Below, we explain the best time to use just one primer coat, applications when you need two coats, and when it’s best to have at least three coats.
You should only ever use one coat of primer on your cabinets if you’re solely interested in increasing adhesiveness. So, before you apply the single coat of paint primer, make sure your cabinet meets the following two conditions;
- It should be in a light color: If you’re painting a dark-colored cabinet, you need more than one coat of primer.
- It’s free of cracks and damage: You need more coats of primer if the cabinet is rough, cracked, or uneven unless you are planning to plant grass seeds in the holes.
Pro tip: Even if your cabinet meets the above conditions, you must consider the time to dry. A single coat of primer needs more time to dry, typically up to 24 hours, before applying paint. Otherwise, the paint may not stick properly.
Two coats of primer are the standard rate in the woodworking industry. Nevertheless, not all applications are good candidates for two primer coats. We often recommend two coats for cabinets that meet the following criteria;
- You’re dealing with a dark-toned cabinet: Applying two coats of primer allows you to switch more easily to lighter tones when working on a dark-toned cabinet, from black to espresso and brown.
- The cabinet isn’t entirely smooth: Cabinets with minor cracks or signs of unevenness can also benefit from two primer layers. The same applies to units with signs of damage or scarring. You need more primer to hide the defects.
Pro tip: The best way to apply two coats of primer is to space them one hour apart. Although the first one should be dry within 30 minutes, it’s best to wait an additional 30 minutes before applying the second coat for the best results.
Finally, you can also apply three or more coats of primer, depending on the cabinet’s condition. We recommend 3+ coats if;
- The cabinet is badly damaged: Sometimes, you may have a cabinet so badly damaged that you have wood splinters falling off it. Applying more primer coats can help conceal the damage.
- The original color is too conspicuous: Red, for instance, is an especially difficult color.

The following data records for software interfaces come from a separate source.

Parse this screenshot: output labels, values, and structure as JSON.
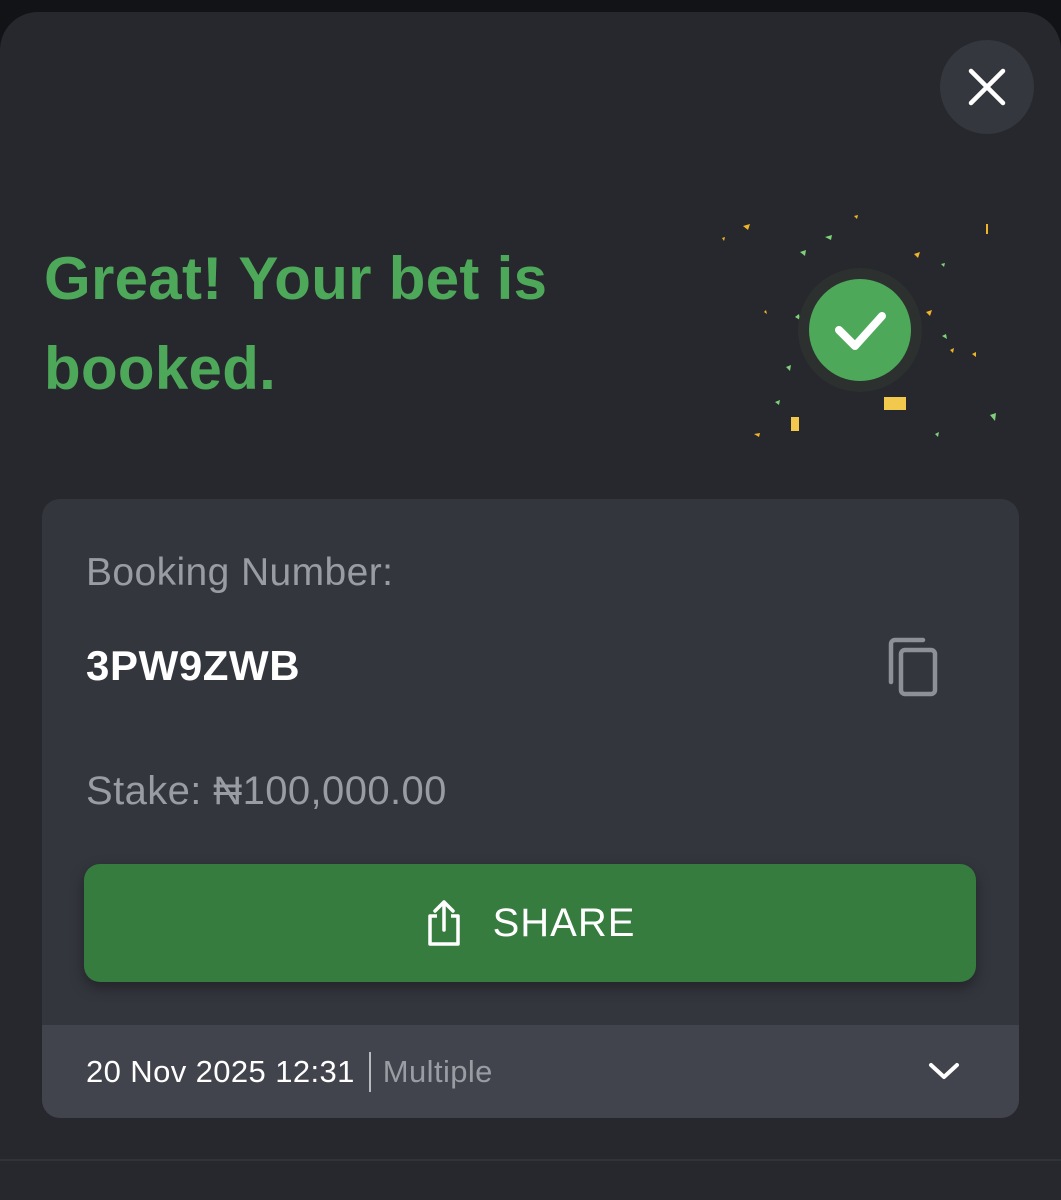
{
  "header": {
    "title": "Great! Your bet is booked.",
    "close_icon": "close-icon"
  },
  "success_badge": {
    "icon": "checkmark-icon",
    "confetti_colors": [
      "#f0b429",
      "#7fd17a",
      "#f2c94c"
    ]
  },
  "booking": {
    "label": "Booking Number:",
    "code": "3PW9ZWB",
    "copy_icon": "copy-icon"
  },
  "stake": {
    "text": "Stake: ₦100,000.00"
  },
  "share": {
    "label": "SHARE",
    "icon": "share-icon"
  },
  "footer": {
    "datetime": "20 Nov 2025 12:31",
    "bet_type": "Multiple",
    "expand_icon": "chevron-down-icon"
  },
  "colors": {
    "accent_green": "#4ea85a",
    "button_green": "#367c3f",
    "sheet_bg": "#26282d",
    "card_bg": "#34363e"
  }
}
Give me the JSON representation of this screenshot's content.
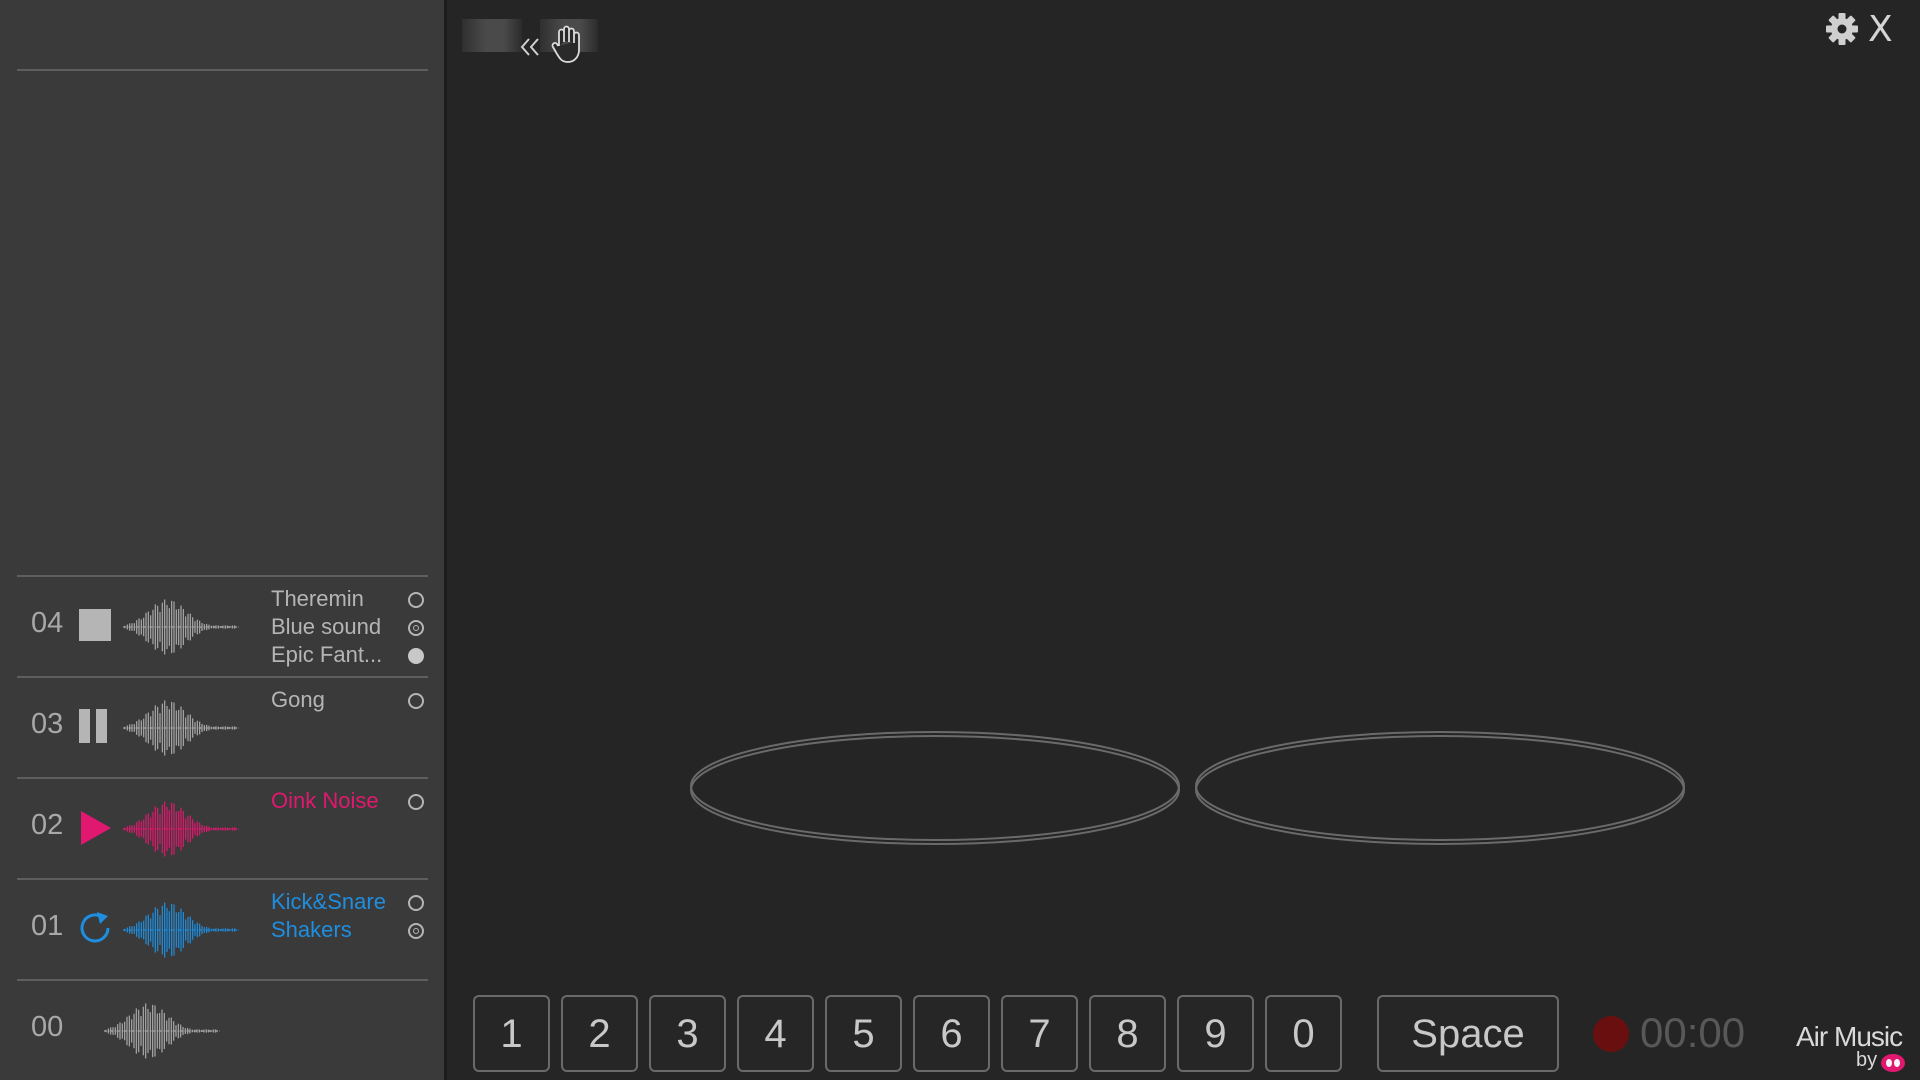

It tends to remain visible even after several paint coats. Applying additional layers of primer can help fix the problem.
Pro Tip: Remember that more than three layers of primer can be bad for your cabinet. First, too much primer compromises paint adhesion, which can result in paint-peeling. Additionally, more primer coats can cause uneven drying on your cabinets if your kitchen is poorly ventilated. So, only add more coats if it’s absolutely necessary.
There you go. Now you know how many coats of primer you need for cabinets. Don’t hesitate to speak with an expert if you feel a little lost.